(DATASET RECORDS):
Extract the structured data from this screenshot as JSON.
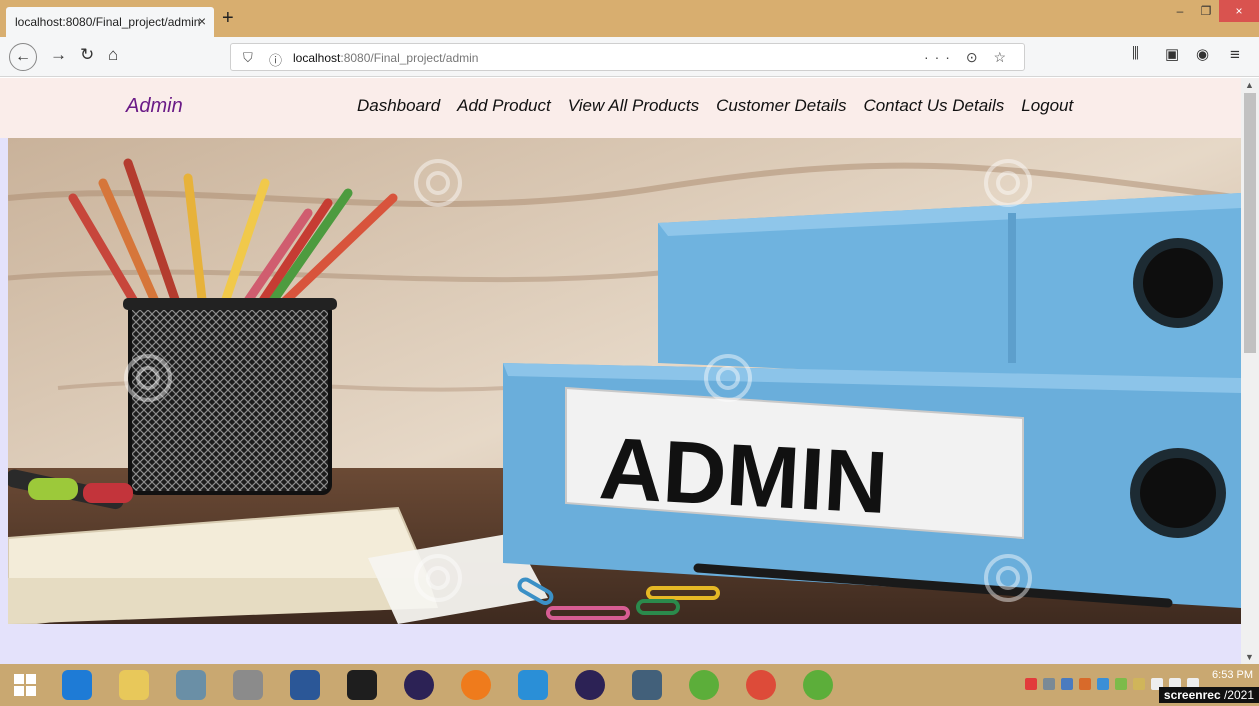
{
  "browser": {
    "tab_title": "localhost:8080/Final_project/admin",
    "tab_close": "×",
    "new_tab": "+",
    "url_host": "localhost",
    "url_path": ":8080/Final_project/admin",
    "url_actions": "··· ⊙ ☆",
    "window_controls": [
      "–",
      "❐",
      "×"
    ]
  },
  "site": {
    "brand": "Admin",
    "nav": [
      "Dashboard",
      "Add Product",
      "View All Products",
      "Customer Details",
      "Contact Us Details",
      "Logout"
    ]
  },
  "hero": {
    "label": "ADMIN",
    "watermark": "dreamstime"
  },
  "taskbar": {
    "time": "6:53 PM",
    "date_suffix": "/2021",
    "recorder": "screenrec"
  },
  "colors": {
    "tabbar": "#d8ae6f",
    "header_bg": "#faedea",
    "page_bg": "#e4e2fb",
    "brand": "#6a1a87",
    "binder_blue": "#5aa9d9"
  },
  "icons": [
    "back-arrow-icon",
    "forward-arrow-icon",
    "reload-icon",
    "home-icon",
    "shield-icon",
    "info-icon",
    "library-icon",
    "sidebar-icon",
    "account-icon",
    "menu-icon",
    "windows-start-icon"
  ]
}
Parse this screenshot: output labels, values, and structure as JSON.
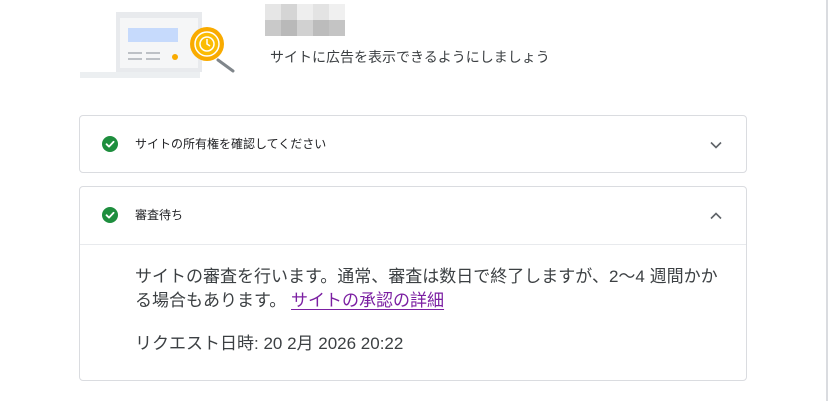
{
  "header": {
    "icon": "site-review-illustration",
    "description": "サイトに広告を表示できるようにしましょう"
  },
  "cards": [
    {
      "title": "サイトの所有権を確認してください",
      "status_icon": "check-circle-icon",
      "toggle_icon": "chevron-down-icon",
      "expanded": false
    },
    {
      "title": "審査待ち",
      "status_icon": "check-circle-icon",
      "toggle_icon": "chevron-up-icon",
      "expanded": true,
      "body": {
        "description": "サイトの審査を行います。通常、審査は数日で終了しますが、2〜4 週間かかる場合もあります。",
        "link_label": "サイトの承認の詳細",
        "request_label": "リクエスト日時: 20 2月 2026 20:22"
      }
    }
  ],
  "colors": {
    "success": "#1e8e3e",
    "link": "#7b1fa2",
    "border": "#dadce0",
    "clock": "#f9ab00"
  }
}
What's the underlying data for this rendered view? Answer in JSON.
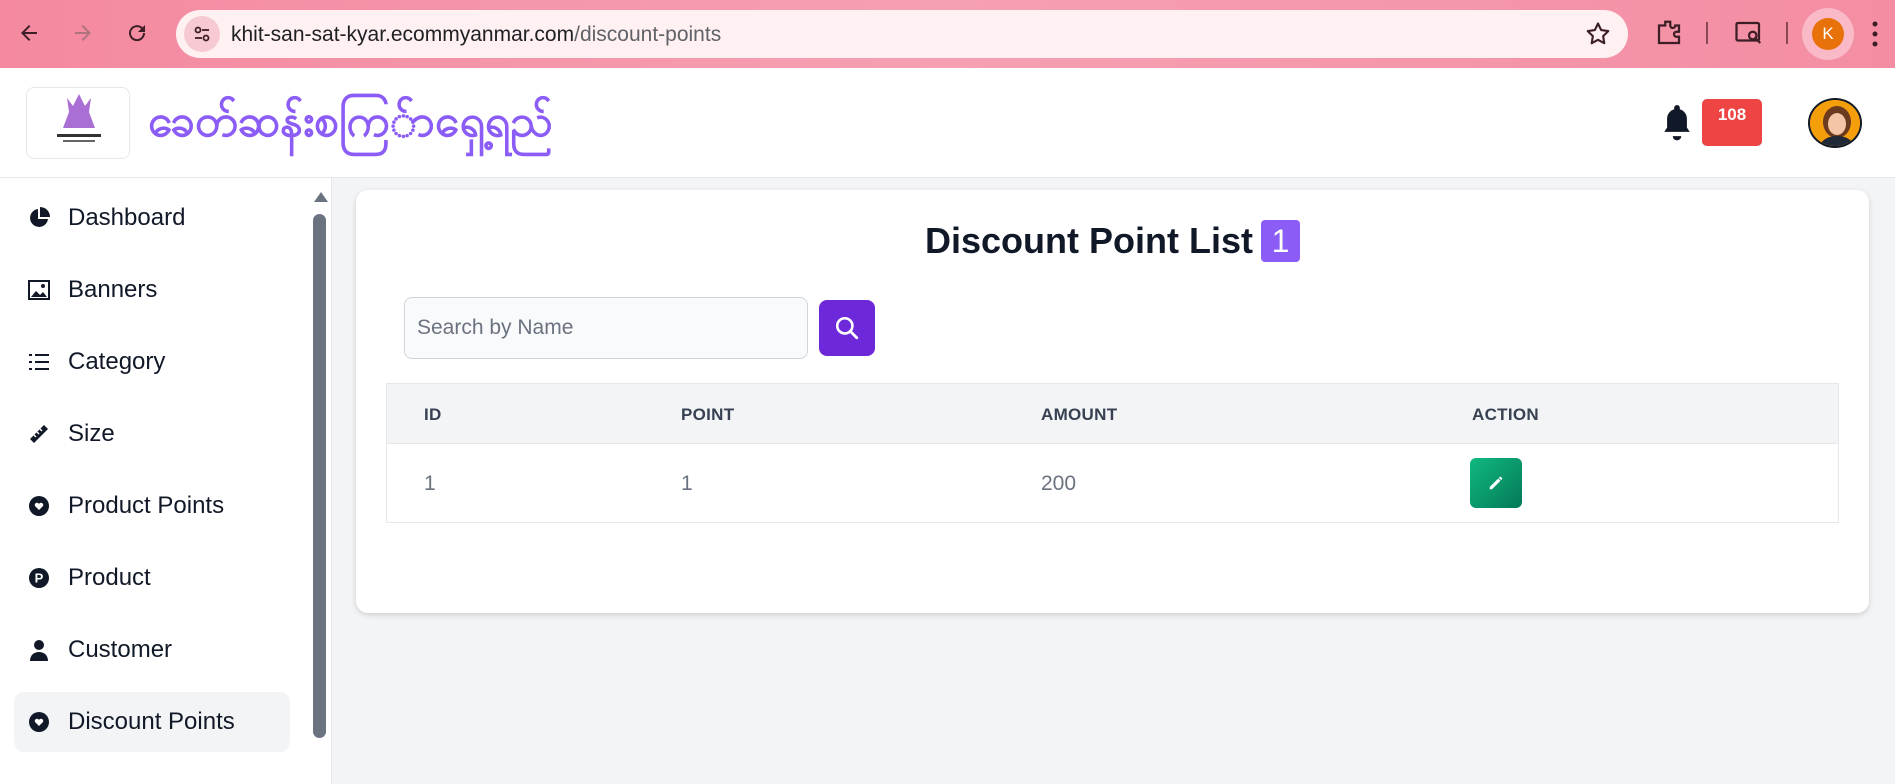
{
  "browser": {
    "url_host": "khit-san-sat-kyar.ecommyanmar.com",
    "url_path": "/discount-points",
    "profile_initial": "K"
  },
  "header": {
    "brand": "ခေတ်ဆန်းစကြ်ာရှေ့ရည်",
    "notification_count": "108"
  },
  "sidebar": {
    "items": [
      {
        "label": "Dashboard",
        "icon": "pie-chart-icon"
      },
      {
        "label": "Banners",
        "icon": "image-icon"
      },
      {
        "label": "Category",
        "icon": "list-icon"
      },
      {
        "label": "Size",
        "icon": "ruler-icon"
      },
      {
        "label": "Product Points",
        "icon": "heart-badge-icon"
      },
      {
        "label": "Product",
        "icon": "p-badge-icon"
      },
      {
        "label": "Customer",
        "icon": "user-icon"
      },
      {
        "label": "Discount Points",
        "icon": "heart-badge-icon"
      }
    ],
    "active": "Discount Points"
  },
  "main": {
    "title": "Discount Point List",
    "count": "1",
    "search": {
      "placeholder": "Search by Name",
      "value": ""
    },
    "table": {
      "columns": [
        "ID",
        "POINT",
        "AMOUNT",
        "ACTION"
      ],
      "rows": [
        {
          "id": "1",
          "point": "1",
          "amount": "200"
        }
      ]
    }
  },
  "colors": {
    "accent": "#8b5cf6",
    "search_button": "#6d28d9",
    "badge": "#ef4444",
    "edit_button": "#10b981"
  }
}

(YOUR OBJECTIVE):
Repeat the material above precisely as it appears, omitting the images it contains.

(WRITTEN RESPONSE):
Extract the structured data from this screenshot as JSON.
{
  "browser": {
    "tab_title": "localhost:8080/Final_project/admin",
    "tab_close": "×",
    "new_tab": "+",
    "url_host": "localhost",
    "url_path": ":8080/Final_project/admin",
    "url_actions": "··· ⊙ ☆",
    "window_controls": [
      "–",
      "❐",
      "×"
    ]
  },
  "site": {
    "brand": "Admin",
    "nav": [
      "Dashboard",
      "Add Product",
      "View All Products",
      "Customer Details",
      "Contact Us Details",
      "Logout"
    ]
  },
  "hero": {
    "label": "ADMIN",
    "watermark": "dreamstime"
  },
  "taskbar": {
    "time": "6:53 PM",
    "date_suffix": "/2021",
    "recorder": "screenrec"
  },
  "colors": {
    "tabbar": "#d8ae6f",
    "header_bg": "#faedea",
    "page_bg": "#e4e2fb",
    "brand": "#6a1a87",
    "binder_blue": "#5aa9d9"
  },
  "icons": [
    "back-arrow-icon",
    "forward-arrow-icon",
    "reload-icon",
    "home-icon",
    "shield-icon",
    "info-icon",
    "library-icon",
    "sidebar-icon",
    "account-icon",
    "menu-icon",
    "windows-start-icon"
  ]
}
Parse this screenshot: output labels, values, and structure as JSON.
{
  "header": {
    "icon": "site-review-illustration",
    "description": "サイトに広告を表示できるようにしましょう"
  },
  "cards": [
    {
      "title": "サイトの所有権を確認してください",
      "status_icon": "check-circle-icon",
      "toggle_icon": "chevron-down-icon",
      "expanded": false
    },
    {
      "title": "審査待ち",
      "status_icon": "check-circle-icon",
      "toggle_icon": "chevron-up-icon",
      "expanded": true,
      "body": {
        "description": "サイトの審査を行います。通常、審査は数日で終了しますが、2〜4 週間かかる場合もあります。",
        "link_label": "サイトの承認の詳細",
        "request_label": "リクエスト日時: 20 2月 2026 20:22"
      }
    }
  ],
  "colors": {
    "success": "#1e8e3e",
    "link": "#7b1fa2",
    "border": "#dadce0",
    "clock": "#f9ab00"
  }
}
What's the underlying data for this rendered view? Answer in JSON.
{
  "browser": {
    "url_host": "khit-san-sat-kyar.ecommyanmar.com",
    "url_path": "/discount-points",
    "profile_initial": "K"
  },
  "header": {
    "brand": "ခေတ်ဆန်းစကြ်ာရှေ့ရည်",
    "notification_count": "108"
  },
  "sidebar": {
    "items": [
      {
        "label": "Dashboard",
        "icon": "pie-chart-icon"
      },
      {
        "label": "Banners",
        "icon": "image-icon"
      },
      {
        "label": "Category",
        "icon": "list-icon"
      },
      {
        "label": "Size",
        "icon": "ruler-icon"
      },
      {
        "label": "Product Points",
        "icon": "heart-badge-icon"
      },
      {
        "label": "Product",
        "icon": "p-badge-icon"
      },
      {
        "label": "Customer",
        "icon": "user-icon"
      },
      {
        "label": "Discount Points",
        "icon": "heart-badge-icon"
      }
    ],
    "active": "Discount Points"
  },
  "main": {
    "title": "Discount Point List",
    "count": "1",
    "search": {
      "placeholder": "Search by Name",
      "value": ""
    },
    "table": {
      "columns": [
        "ID",
        "POINT",
        "AMOUNT",
        "ACTION"
      ],
      "rows": [
        {
          "id": "1",
          "point": "1",
          "amount": "200"
        }
      ]
    }
  },
  "colors": {
    "accent": "#8b5cf6",
    "search_button": "#6d28d9",
    "badge": "#ef4444",
    "edit_button": "#10b981"
  }
}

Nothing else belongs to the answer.